ADHD does not present in the same way in all children. Most commonly, children with ADHD cannot pay attention, are hyperactive and impulsive. However, some children may not be able to pay attention but are not hyperactive or impulsive and others may be hyperactive and impulsive, but are able to pay attention. It is important that those children that present differently are not dismissed as ‘just being unable to concentrate’, but are given the help that they require 

It is important to note that intelligence and ability have nothing to do with ADHD. Children with ADHD often exhibit great creative ability and imagination. They are also more emotionally flexible and open to many different ideas. These children are also very enthusiastic and energetic. They are interested in many different things and also work hard to succeed.

Here is a list of the three main symptom clusters and what to look out for in each cluster:


Inability to pay attention

  • Difficulty staying focused
  • Easily distracted
  • Easily bored before completing a task
  • Seems not to listen when being spoken to
  • Difficulty remembering things
  • Struggles to follow instructions
  • Makes careless mistakes
  • Difficulty staying organised or planning things
  • Does not finish tasks
  • Often loses things


  • Ongoing fidgeting and moving

  • Difficulty being quiet, calm and still

  • Talks excessively

  • Is easily angered and has a temper



  • Acts without thought

  • Does not think through things and just blurts out answers

  • Interrupts others conversations and games

  • Has angry outbursts or temper tantrums

What to do if you think your child has ADHD?

Some medical conditions such as epilepsy or thyroid problems, other psychological disorders such as learning disabilities, anxiety and depression, traumatic experiences or behavioural disorders may cause symptoms similar to ADHD. Therefore, it is important that a diagnosis of ADHD be made by a qualified professional, such as a Clinical Psychologist, a Child Psychiatrist, a Paediatrician or a General Practitioner. ADHD cannot be cured but there are many things one can do to help the child deal with the symptoms of ADHD. Your health professional may prescribe medication. However, it is also important for a parent to take control of the situation at home. Children with ADHD need structure, consistency, clear communication, rewards and consequences for their behaviour. They also need love, support, and encouragement. Here are some things you can do at home that will make a big difference:

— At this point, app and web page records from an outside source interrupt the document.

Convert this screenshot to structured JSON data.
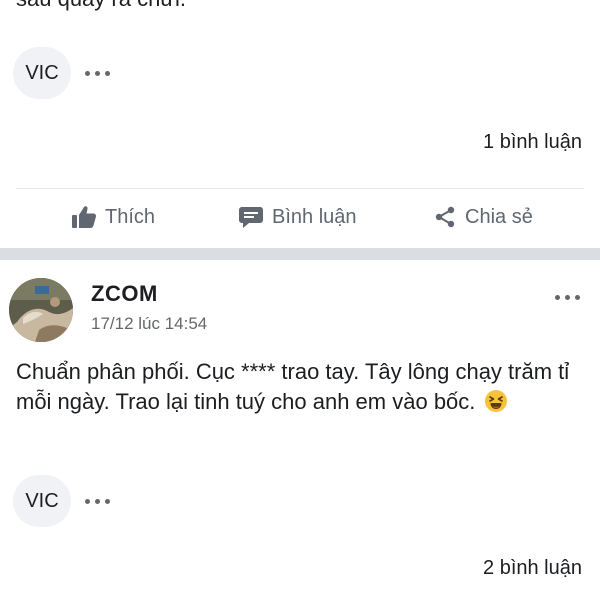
{
  "post_top": {
    "cut_text": "sau quay ra chửi. ^^",
    "chip_label": "VIC",
    "comment_count": "1 bình luận"
  },
  "actions": {
    "like_label": "Thích",
    "comment_label": "Bình luận",
    "share_label": "Chia sẻ"
  },
  "post": {
    "author": "ZCOM",
    "timestamp": "17/12 lúc 14:54",
    "text": "Chuẩn phân phối. Cục **** trao tay. Tây lông chạy trăm tỉ mỗi ngày. Trao lại tinh tuý cho anh em vào bốc.",
    "emoji": "laughing-face",
    "chip_label": "VIC",
    "comment_count": "2 bình luận"
  },
  "colors": {
    "text": "#1c1e21",
    "secondary": "#65676b",
    "action": "#606770",
    "chip_bg": "#f0f2f5",
    "separator": "#dadde1"
  }
}
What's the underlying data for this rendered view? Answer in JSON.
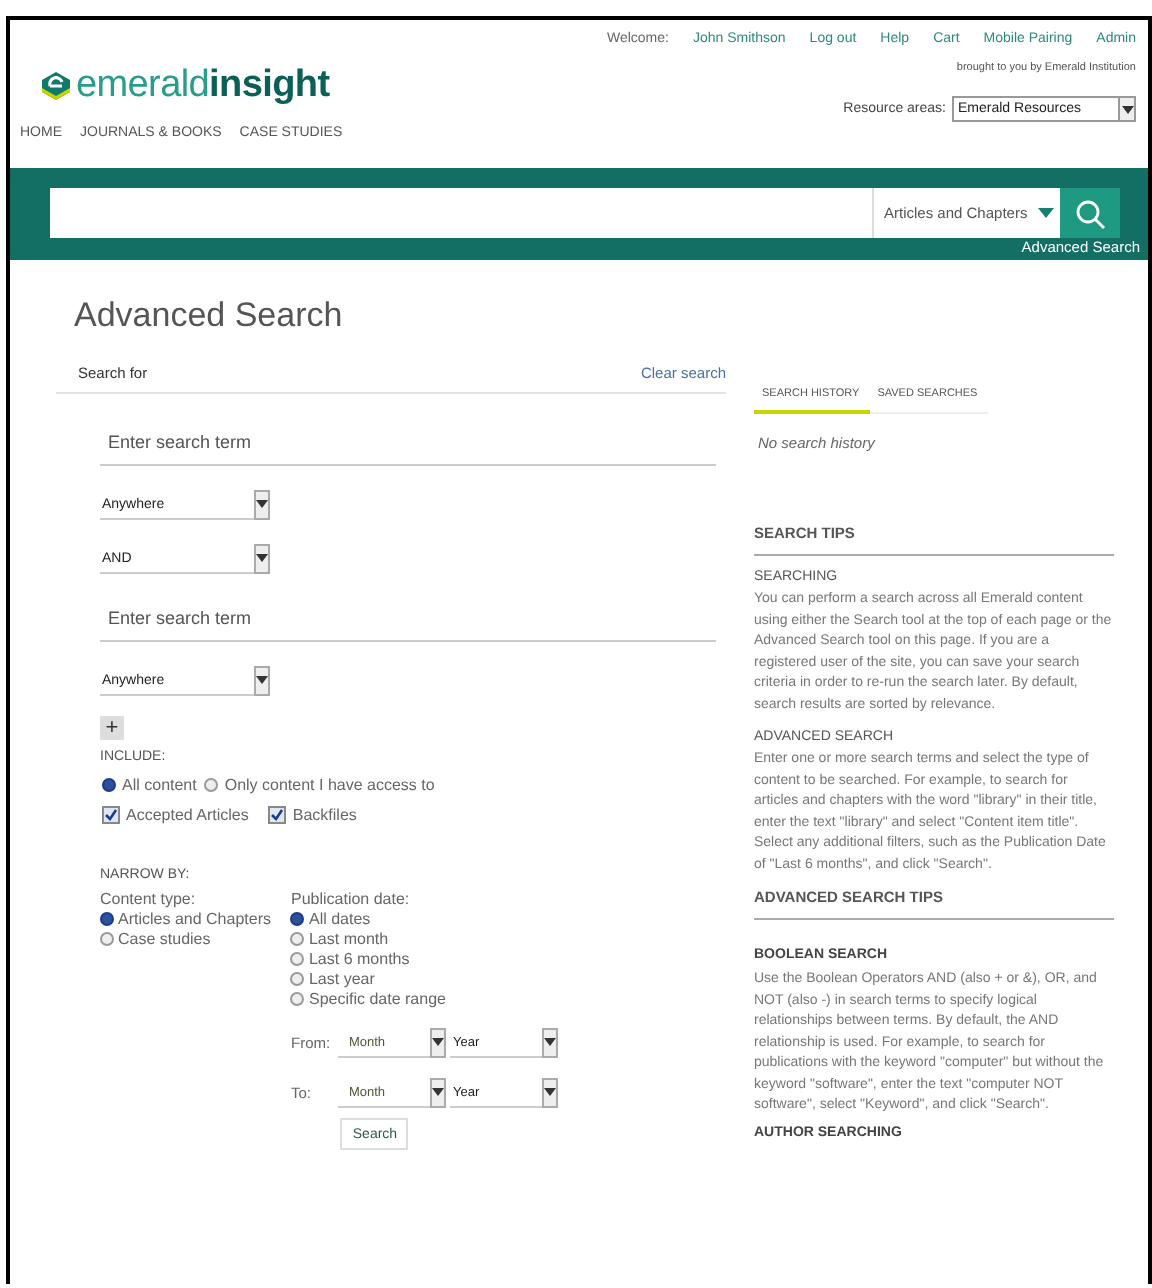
{
  "header": {
    "welcome_label": "Welcome:",
    "user_name": "John Smithson",
    "links": [
      "Log out",
      "Help",
      "Cart",
      "Mobile Pairing",
      "Admin"
    ],
    "brought_by": "brought to you by Emerald Institution",
    "logo": {
      "light": "emerald",
      "bold": "insight"
    },
    "nav": [
      "HOME",
      "JOURNALS & BOOKS",
      "CASE STUDIES"
    ],
    "resource_areas": {
      "label": "Resource areas:",
      "value": "Emerald Resources"
    }
  },
  "search_bar": {
    "scope": "Articles and Chapters",
    "advanced_link": "Advanced Search"
  },
  "advanced": {
    "title": "Advanced Search",
    "search_for": "Search for",
    "clear_link": "Clear search",
    "rows": [
      {
        "kind": "term",
        "placeholder": "Enter search term"
      },
      {
        "kind": "select",
        "value": "Anywhere"
      },
      {
        "kind": "select",
        "value": "AND"
      },
      {
        "kind": "term",
        "placeholder": "Enter search term"
      },
      {
        "kind": "select",
        "value": "Anywhere"
      }
    ],
    "add_button": "+",
    "include": {
      "label": "INCLUDE:",
      "radios": [
        {
          "label": "All content",
          "selected": true
        },
        {
          "label": "Only content I have access to",
          "selected": false
        }
      ],
      "checkboxes": [
        {
          "label": "Accepted Articles",
          "checked": true
        },
        {
          "label": "Backfiles",
          "checked": true
        }
      ]
    },
    "narrow": {
      "label": "NARROW BY:",
      "content_type": {
        "label": "Content type:",
        "options": [
          {
            "label": "Articles and Chapters",
            "selected": true
          },
          {
            "label": "Case studies",
            "selected": false
          }
        ]
      },
      "publication_date": {
        "label": "Publication date:",
        "options": [
          {
            "label": "All dates",
            "selected": true
          },
          {
            "label": "Last month",
            "selected": false
          },
          {
            "label": "Last 6 months",
            "selected": false
          },
          {
            "label": "Last year",
            "selected": false
          },
          {
            "label": "Specific date range",
            "selected": false
          }
        ]
      },
      "ranges": [
        {
          "label": "From:",
          "month": "Month",
          "year": "Year"
        },
        {
          "label": "To:",
          "month": "Month",
          "year": "Year"
        }
      ]
    },
    "search_button": "Search"
  },
  "sidebar": {
    "tabs": [
      {
        "label": "SEARCH HISTORY",
        "selected": true
      },
      {
        "label": "SAVED SEARCHES",
        "selected": false
      }
    ],
    "empty_text": "No search history",
    "tips": [
      {
        "kind": "title",
        "text": "SEARCH TIPS"
      },
      {
        "kind": "sub",
        "text": "SEARCHING"
      },
      {
        "kind": "para",
        "text": "You can perform a search across all Emerald content using either the Search tool at the top of each page or the Advanced Search tool on this page. If you are a registered user of the site, you can save your search criteria in order to re-run the search later. By default, search results are sorted by relevance."
      },
      {
        "kind": "sub",
        "text": "ADVANCED SEARCH"
      },
      {
        "kind": "para",
        "text": "Enter one or more search terms and select the type of content to be searched. For example, to search for articles and chapters with the word \"library\" in their title, enter the text \"library\" and select \"Content item title\". Select any additional filters, such as the Publication Date of \"Last 6 months\", and click \"Search\"."
      },
      {
        "kind": "title",
        "text": "ADVANCED SEARCH TIPS"
      },
      {
        "kind": "bold",
        "text": "BOOLEAN SEARCH"
      },
      {
        "kind": "para",
        "text": "Use the Boolean Operators AND (also + or &), OR, and NOT (also -) in search terms to specify logical relationships between terms. By default, the AND relationship is used. For example, to search for publications with the keyword \"computer\" but without the keyword \"software\", enter the text \"computer NOT software\", select \"Keyword\", and click \"Search\"."
      },
      {
        "kind": "bold",
        "text": "AUTHOR SEARCHING"
      }
    ]
  }
}
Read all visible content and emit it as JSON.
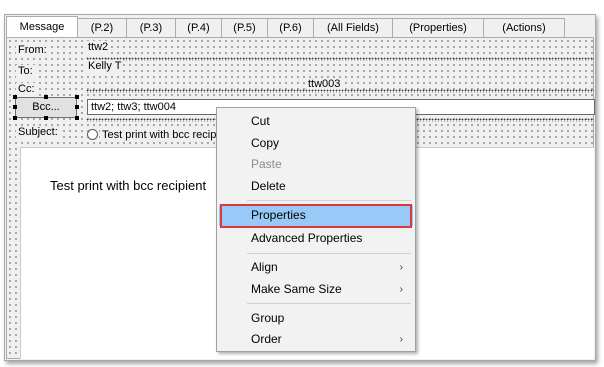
{
  "tabs": [
    {
      "label": "Message",
      "active": true
    },
    {
      "label": "(P.2)"
    },
    {
      "label": "(P.3)"
    },
    {
      "label": "(P.4)"
    },
    {
      "label": "(P.5)"
    },
    {
      "label": "(P.6)"
    },
    {
      "label": "(All Fields)"
    },
    {
      "label": "(Properties)"
    },
    {
      "label": "(Actions)"
    }
  ],
  "form": {
    "from_label": "From:",
    "from_value": "ttw2",
    "to_label": "To:",
    "to_value": "Kelly T",
    "cc_label": "Cc:",
    "cc_value": "ttw003",
    "bcc_button": "Bcc...",
    "bcc_value": "ttw2; ttw3; ttw004",
    "subject_label": "Subject:",
    "subject_value": "Test print with bcc recipi",
    "body_text": "Test print with bcc recipient"
  },
  "context_menu": {
    "items": [
      {
        "label": "Cut"
      },
      {
        "label": "Copy"
      },
      {
        "label": "Paste",
        "disabled": true
      },
      {
        "label": "Delete"
      },
      {
        "label": "Properties",
        "highlighted": true
      },
      {
        "label": "Advanced Properties"
      },
      {
        "label": "Align",
        "submenu": true
      },
      {
        "label": "Make Same Size",
        "submenu": true
      },
      {
        "label": "Group"
      },
      {
        "label": "Order",
        "submenu": true
      }
    ],
    "submenu_arrow": "›"
  },
  "colors": {
    "highlight": "#99c9f6",
    "callout_border": "#d83a3a"
  }
}
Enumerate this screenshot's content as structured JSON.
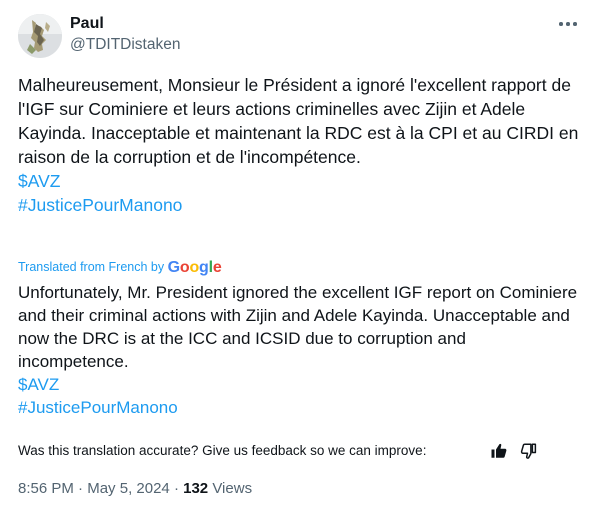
{
  "author": {
    "display_name": "Paul",
    "handle": "@TDITDistaken"
  },
  "tweet": {
    "original_text": "Malheureusement, Monsieur le Président a ignoré l'excellent rapport de l'IGF sur Cominiere et leurs actions criminelles avec Zijin et Adele Kayinda. Inacceptable et maintenant la RDC est à la CPI et au CIRDI en raison de la corruption et de l'incompétence.",
    "original_cashtag": "$AVZ",
    "original_hashtag": "#JusticePourManono",
    "translated_from": "Translated from French by",
    "translator_brand": "Google",
    "translation_text": "Unfortunately, Mr. President ignored the excellent IGF report on Cominiere and their criminal actions with Zijin and Adele Kayinda. Unacceptable and now the DRC is at the ICC and ICSID due to corruption and incompetence.",
    "translation_cashtag": "$AVZ",
    "translation_hashtag": "#JusticePourManono"
  },
  "feedback": {
    "question": "Was this translation accurate? Give us feedback so we can improve:",
    "thumbs_up_icon": "thumbs-up-icon",
    "thumbs_down_icon": "thumbs-down-icon"
  },
  "meta": {
    "time": "8:56 PM",
    "separator": "·",
    "date": "May 5, 2024",
    "views_count": "132",
    "views_label": "Views"
  },
  "colors": {
    "link": "#1d9bf0",
    "secondary_text": "#536471",
    "primary_text": "#0f1419"
  }
}
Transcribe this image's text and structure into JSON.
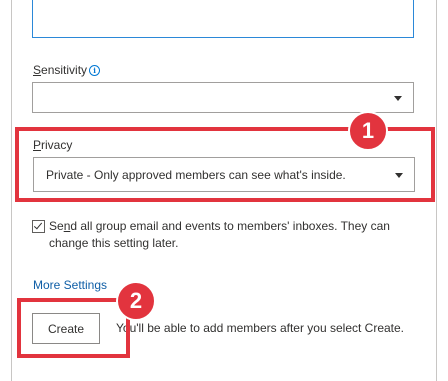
{
  "sensitivity": {
    "label_underlined": "S",
    "label_rest": "ensitivity",
    "info_icon": "info-icon",
    "info_glyph": "i",
    "value": ""
  },
  "privacy": {
    "label_underlined": "P",
    "label_rest": "rivacy",
    "value": "Private - Only approved members can see what's inside."
  },
  "send_email": {
    "checked": true,
    "text_pre": "Se",
    "text_underlined": "n",
    "text_post": "d all group email and events to members' inboxes. They can change this setting later."
  },
  "more_settings_label": "More Settings",
  "create_button_label": "Create",
  "create_hint": "You'll be able to add members after you select Create.",
  "callouts": [
    {
      "number": "1"
    },
    {
      "number": "2"
    }
  ],
  "colors": {
    "callout_red": "#e2343e",
    "link_blue": "#0f5ea6",
    "focus_blue": "#2b88d8"
  }
}
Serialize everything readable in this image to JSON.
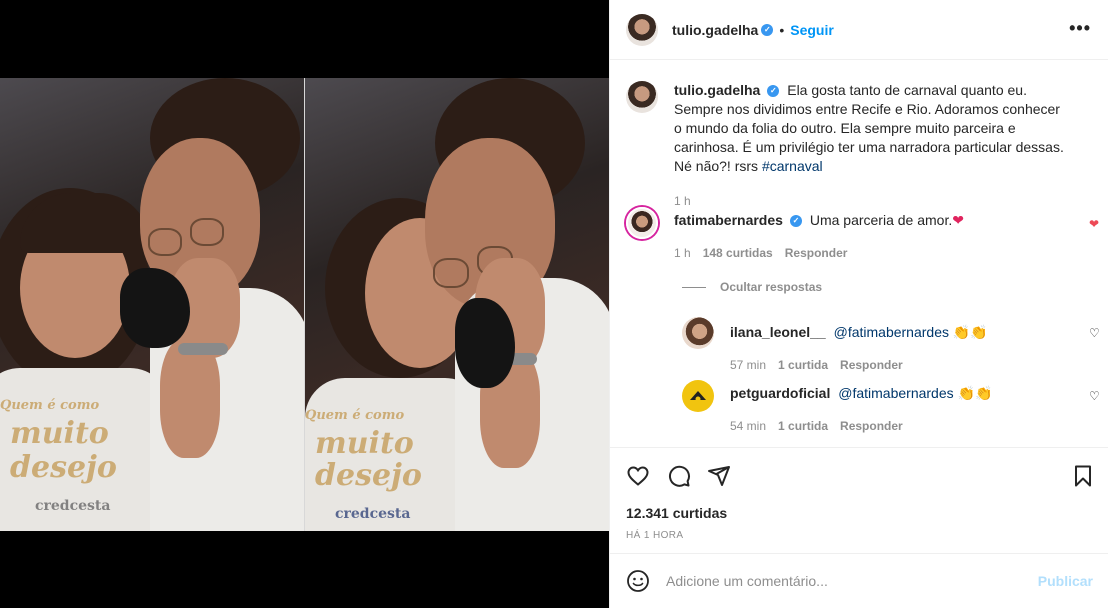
{
  "post": {
    "author": "tulio.gadelha",
    "follow_label": "Seguir",
    "more_label": "•••"
  },
  "caption": {
    "author": "tulio.gadelha",
    "text": "Ela gosta tanto de carnaval quanto eu. Sempre nos dividimos entre Recife e Rio. Adoramos conhecer o mundo da folia do outro. Ela sempre muito parceira e carinhosa. É um privilégio ter uma narradora particular dessas. Né não?! rsrs ",
    "hashtag": "#carnaval",
    "time": "1 h"
  },
  "comments": [
    {
      "author": "fatimabernardes",
      "text": "Uma parceria de amor.",
      "emoji": "❤",
      "time": "1 h",
      "likes": "148 curtidas",
      "reply_label": "Responder",
      "liked": true
    }
  ],
  "hide_replies_label": "Ocultar respostas",
  "replies": [
    {
      "author": "ilana_leonel__",
      "mention": "@fatimabernardes",
      "emoji": "👏👏",
      "time": "57 min",
      "likes": "1 curtida",
      "reply_label": "Responder"
    },
    {
      "author": "petguardoficial",
      "mention": "@fatimabernardes",
      "emoji": "👏👏",
      "time": "54 min",
      "likes": "1 curtida",
      "reply_label": "Responder"
    }
  ],
  "actions": {
    "likes_count": "12.341 curtidas",
    "posted_ago": "HÁ 1 HORA"
  },
  "add_comment": {
    "placeholder": "Adicione um comentário...",
    "publish_label": "Publicar"
  },
  "photo_print": {
    "shirt_text_1": "Quem é como",
    "shirt_text_2": "muito",
    "shirt_text_3": "desejo",
    "sponsor": "credcesta"
  },
  "colors": {
    "link_blue": "#0095f6",
    "hashtag_blue": "#00376b",
    "like_red": "#ed4956",
    "muted": "#8e8e8e",
    "publish_disabled": "#b2dffc"
  }
}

  • Make sure that you are healthy, well rested, are managing your stress effectively and have a good support structure. If you as a parent are not doing well yourself, it will be much harder for you to create an environment that is conducive to your ADHD child living their best life
  • Create a structure for your child and assist your child in following the structure and completing daily activities, no matter how small you may think they are
  • The structure should include a routine which has a fixed bedtime, bath time and play time
  • Set clear boundaries. Make sure that your child knows which behaviours are acceptable and which are not and what the consequences are for poor behaviour
  • Make sure that your child engages in physical activity and exercise every day
  • Ensure that your child is eating a healthy diet, free from fast foods, refined foods and sugars
  • Teach your child the nuances of effective interaction with others, including good listening skills and effective communication
  • Provide a calm and quiet environment in which homework and other tasks that require concentration can be done

Some final tips

  • If you suspect your child has ADHD, get him or her diagnosed as soon as possible by one of the health professionals identified above – the sooner the diagnosis is made, the quicker you can start managing the ADHD, helping your child to live their best life
  • Take care of yourself – you need to be physically and emotionally healthy to help your child
  • Implement boundaries, create structure and create a fixed routine
  • Encourage and support your child
  • Help your child with interactional skills
  • Recognise that ADHD does not indicate anything about intelligence

Acknowledge your child’s unique talents, such as creativity, imagination and emotional flexibility